[TASK STATEMENT] Every line holding "fraitas" should be copied from the records below.

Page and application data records
···
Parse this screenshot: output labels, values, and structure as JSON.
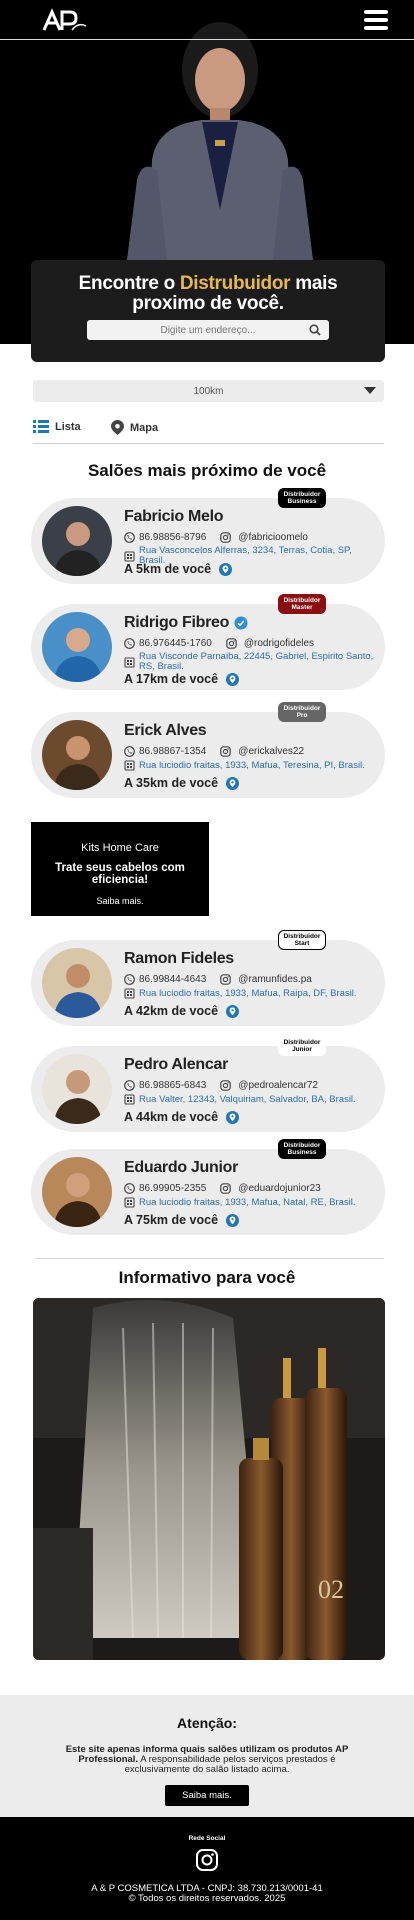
{
  "header": {
    "logo_alt": "AP",
    "menu_icon": "hamburger-icon"
  },
  "hero": {
    "title_pre": "Encontre o ",
    "title_highlight": "Distrubuidor",
    "title_post": " mais",
    "title_line2": "proximo de você.",
    "search_placeholder": "Digite um endereço..."
  },
  "filters": {
    "distance_value": "100km",
    "tab_list": "Lista",
    "tab_map": "Mapa"
  },
  "salons_section": {
    "title": "Salões mais próximo de você",
    "items": [
      {
        "name": "Fabricio Melo",
        "verified": false,
        "phone": "86.98856-8796",
        "instagram": "@fabricioomelo",
        "address": "Rua Vasconcelos Alferras, 3234, Terras, Cotia, SP, Brasil.",
        "distance": "A 5km de você",
        "badge_line1": "Distribuidor",
        "badge_line2": "Business",
        "badge_type": "business"
      },
      {
        "name": "Ridrigo Fibreo",
        "verified": true,
        "phone": "86.976445-1760",
        "instagram": "@rodrigofideles",
        "address": "Rua Visconde Parnaiba, 22445, Gabriel, Espirito Santo, RS, Brasil.",
        "distance": "A 17km de você",
        "badge_line1": "Distribuidor",
        "badge_line2": "Master",
        "badge_type": "master"
      },
      {
        "name": "Erick Alves",
        "verified": false,
        "phone": "86.98867-1354",
        "instagram": "@erickalves22",
        "address": "Rua luciodio fraitas, 1933, Mafua, Teresina, PI, Brasil.",
        "distance": "A 35km de você",
        "badge_line1": "Distribuidor",
        "badge_line2": "Pro",
        "badge_type": "pro"
      },
      {
        "name": "Ramon Fideles",
        "verified": false,
        "phone": "86.99844-4643",
        "instagram": "@ramunfides.pa",
        "address": "Rua luciodio fraitas, 1933, Mafua, Raipa, DF, Brasil.",
        "distance": "A 42km de você",
        "badge_line1": "Distribuidor",
        "badge_line2": "Start",
        "badge_type": "start"
      },
      {
        "name": "Pedro Alencar",
        "verified": false,
        "phone": "86.98865-6843",
        "instagram": "@pedroalencar72",
        "address": "Rua Valter, 12343, Valquiriam, Salvador, BA, Brasil.",
        "distance": "A 44km de você",
        "badge_line1": "Distribuidor",
        "badge_line2": "Junior",
        "badge_type": "junior"
      },
      {
        "name": "Eduardo Junior",
        "verified": false,
        "phone": "86.99905-2355",
        "instagram": "@eduardojunior23",
        "address": "Rua luciodio fraitas, 1933, Mafua, Natal, RE, Brasil.",
        "distance": "A 75km de você",
        "badge_line1": "Distribuidor",
        "badge_line2": "Business",
        "badge_type": "business"
      }
    ]
  },
  "promo": {
    "line1": "Kits Home Care",
    "line2": "Trate seus cabelos com eficiencia!",
    "cta": "Saiba mais."
  },
  "info_section": {
    "title": "Informativo para você"
  },
  "attention": {
    "title": "Atenção:",
    "bold_text": "Este site apenas informa quais salões utilizam os produtos AP Professional.",
    "text": " A responsabilidade pelos serviços prestados é exclusivamente do salão listado acima.",
    "button": "Saiba mais."
  },
  "footer": {
    "social_label": "Rede Social",
    "company": "A & P COSMETICA LTDA - CNPJ: 38.730.213/0001-41",
    "rights": "© Todos os direitos reservados. 2025"
  },
  "colors": {
    "accent": "#e8b84a",
    "link": "#2a6fb2",
    "pin": "#1f77b4",
    "card_bg": "#ececec"
  }
}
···
[RESPONSE TO THE TASK]
        "address": "Rua luciodio fraitas, 1933, Mafua, Teresina, PI, Brasil.",
        "address": "Rua luciodio fraitas, 1933, Mafua, Raipa, DF, Brasil.",
        "address": "Rua luciodio fraitas, 1933, Mafua, Natal, RE, Brasil.",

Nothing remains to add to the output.